The question for Mr. Gingrich is this: Can a strong debate performance help reassure donors and supporters that his campaign is not teetering on the edge of collapse?
* The Lesser-Knowns. Three other candidates will also be on the stage Monday night. Representative Ron Paul of Texas is often a crowd-pleaser, especially with libertarians. Herman Cain, the former chief executive of Godfather’s Pizza, sees Iowa as a place where his conservative views might gain traction, but he could use the New Hampshire debate to present a broader appeal. And Rick Santorum, the former senator from Pennsylvania, is hoping that his second debate performance will boost his name recognition.
* The Sideshow. Debates are primarily an opportunity for candidates to reach a large audience as they seek to offer a contrast with their rivals. But it also serves as a reason for outside groups to drive their messages in an environment rich with national news media. Monday will be no exception.
The Democratic National Committee has assembled a “rapid response” team in Manchester; Brad Woodhouse, the committee’s communications director, sent a Twitter message Monday morning that he was “heading to Manchester, NH for the GOP debate.” Ahead of the event, the committee sent an e-mail with a Washington Post story about Mitt Romney. The subject line of the e-mail: “Mitt Romney. ‘Whoever that is.’”

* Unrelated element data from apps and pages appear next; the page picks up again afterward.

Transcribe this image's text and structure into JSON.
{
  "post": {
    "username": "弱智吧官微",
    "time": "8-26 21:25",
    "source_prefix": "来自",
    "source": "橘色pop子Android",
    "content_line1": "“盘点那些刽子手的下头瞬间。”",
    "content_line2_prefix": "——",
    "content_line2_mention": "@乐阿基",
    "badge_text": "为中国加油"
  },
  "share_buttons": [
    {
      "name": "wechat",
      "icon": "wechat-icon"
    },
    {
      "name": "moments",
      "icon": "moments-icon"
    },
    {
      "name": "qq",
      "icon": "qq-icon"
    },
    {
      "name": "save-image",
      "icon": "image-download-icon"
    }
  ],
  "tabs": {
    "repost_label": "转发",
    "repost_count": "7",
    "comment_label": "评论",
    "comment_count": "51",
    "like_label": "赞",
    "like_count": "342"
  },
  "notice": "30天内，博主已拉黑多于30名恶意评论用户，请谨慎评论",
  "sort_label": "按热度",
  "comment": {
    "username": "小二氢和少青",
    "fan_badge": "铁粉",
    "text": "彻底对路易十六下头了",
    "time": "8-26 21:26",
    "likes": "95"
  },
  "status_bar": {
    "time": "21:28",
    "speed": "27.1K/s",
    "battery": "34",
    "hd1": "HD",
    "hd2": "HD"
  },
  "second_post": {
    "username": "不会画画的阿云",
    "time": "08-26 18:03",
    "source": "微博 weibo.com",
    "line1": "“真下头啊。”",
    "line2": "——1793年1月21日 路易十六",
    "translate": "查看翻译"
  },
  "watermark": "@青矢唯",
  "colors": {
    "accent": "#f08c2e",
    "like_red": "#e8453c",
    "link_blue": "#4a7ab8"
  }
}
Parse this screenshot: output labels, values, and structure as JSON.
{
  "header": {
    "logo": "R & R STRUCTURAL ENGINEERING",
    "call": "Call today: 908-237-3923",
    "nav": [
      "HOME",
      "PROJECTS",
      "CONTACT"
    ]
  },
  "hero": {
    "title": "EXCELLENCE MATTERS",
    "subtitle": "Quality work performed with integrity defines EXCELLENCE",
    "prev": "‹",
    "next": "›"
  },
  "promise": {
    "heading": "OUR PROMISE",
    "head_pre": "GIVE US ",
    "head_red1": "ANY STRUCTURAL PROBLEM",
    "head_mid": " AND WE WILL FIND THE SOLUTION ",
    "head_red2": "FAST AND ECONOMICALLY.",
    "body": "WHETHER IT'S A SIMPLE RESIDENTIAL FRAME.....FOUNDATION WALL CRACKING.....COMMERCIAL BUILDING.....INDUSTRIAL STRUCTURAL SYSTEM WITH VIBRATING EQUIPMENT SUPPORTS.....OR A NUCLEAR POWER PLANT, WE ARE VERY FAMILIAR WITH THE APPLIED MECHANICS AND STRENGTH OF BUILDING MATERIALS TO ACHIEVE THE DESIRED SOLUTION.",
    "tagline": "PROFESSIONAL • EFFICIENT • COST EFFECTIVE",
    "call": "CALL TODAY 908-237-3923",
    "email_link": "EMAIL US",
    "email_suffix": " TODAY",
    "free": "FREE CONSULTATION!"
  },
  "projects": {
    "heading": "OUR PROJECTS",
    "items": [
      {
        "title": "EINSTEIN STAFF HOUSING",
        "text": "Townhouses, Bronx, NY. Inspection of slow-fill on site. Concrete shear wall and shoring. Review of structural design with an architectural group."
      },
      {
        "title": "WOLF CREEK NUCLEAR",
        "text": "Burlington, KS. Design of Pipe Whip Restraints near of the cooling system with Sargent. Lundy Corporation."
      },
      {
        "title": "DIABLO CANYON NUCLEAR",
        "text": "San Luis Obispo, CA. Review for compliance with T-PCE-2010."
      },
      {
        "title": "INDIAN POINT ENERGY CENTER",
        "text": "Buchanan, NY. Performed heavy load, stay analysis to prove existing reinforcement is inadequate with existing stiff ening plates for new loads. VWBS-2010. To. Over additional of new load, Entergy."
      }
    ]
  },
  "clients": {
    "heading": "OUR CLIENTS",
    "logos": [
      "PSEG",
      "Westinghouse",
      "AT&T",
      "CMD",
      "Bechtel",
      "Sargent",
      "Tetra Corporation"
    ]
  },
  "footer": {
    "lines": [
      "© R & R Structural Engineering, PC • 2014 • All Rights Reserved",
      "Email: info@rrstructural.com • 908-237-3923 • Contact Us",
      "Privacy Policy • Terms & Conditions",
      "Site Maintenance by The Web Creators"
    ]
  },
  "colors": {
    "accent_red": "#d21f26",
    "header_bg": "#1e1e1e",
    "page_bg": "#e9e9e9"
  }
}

Other liberal groups based in Washington are also heading north for the debate. The Progressive Change Campaign Committee will run an ad on broadcast and cable television attacking Republicans for what they say are attempts to end Medicare. Another group, Protect Your Care, will do the same, showing ads that say “Stop the Republican Plan to Cut Medicare.”
The groups hope to use the debate as a way to weaken the Republican nominee, whoever that ends up being. Their target? The viewers that tune into the debate, but also the national reporters who will write about it.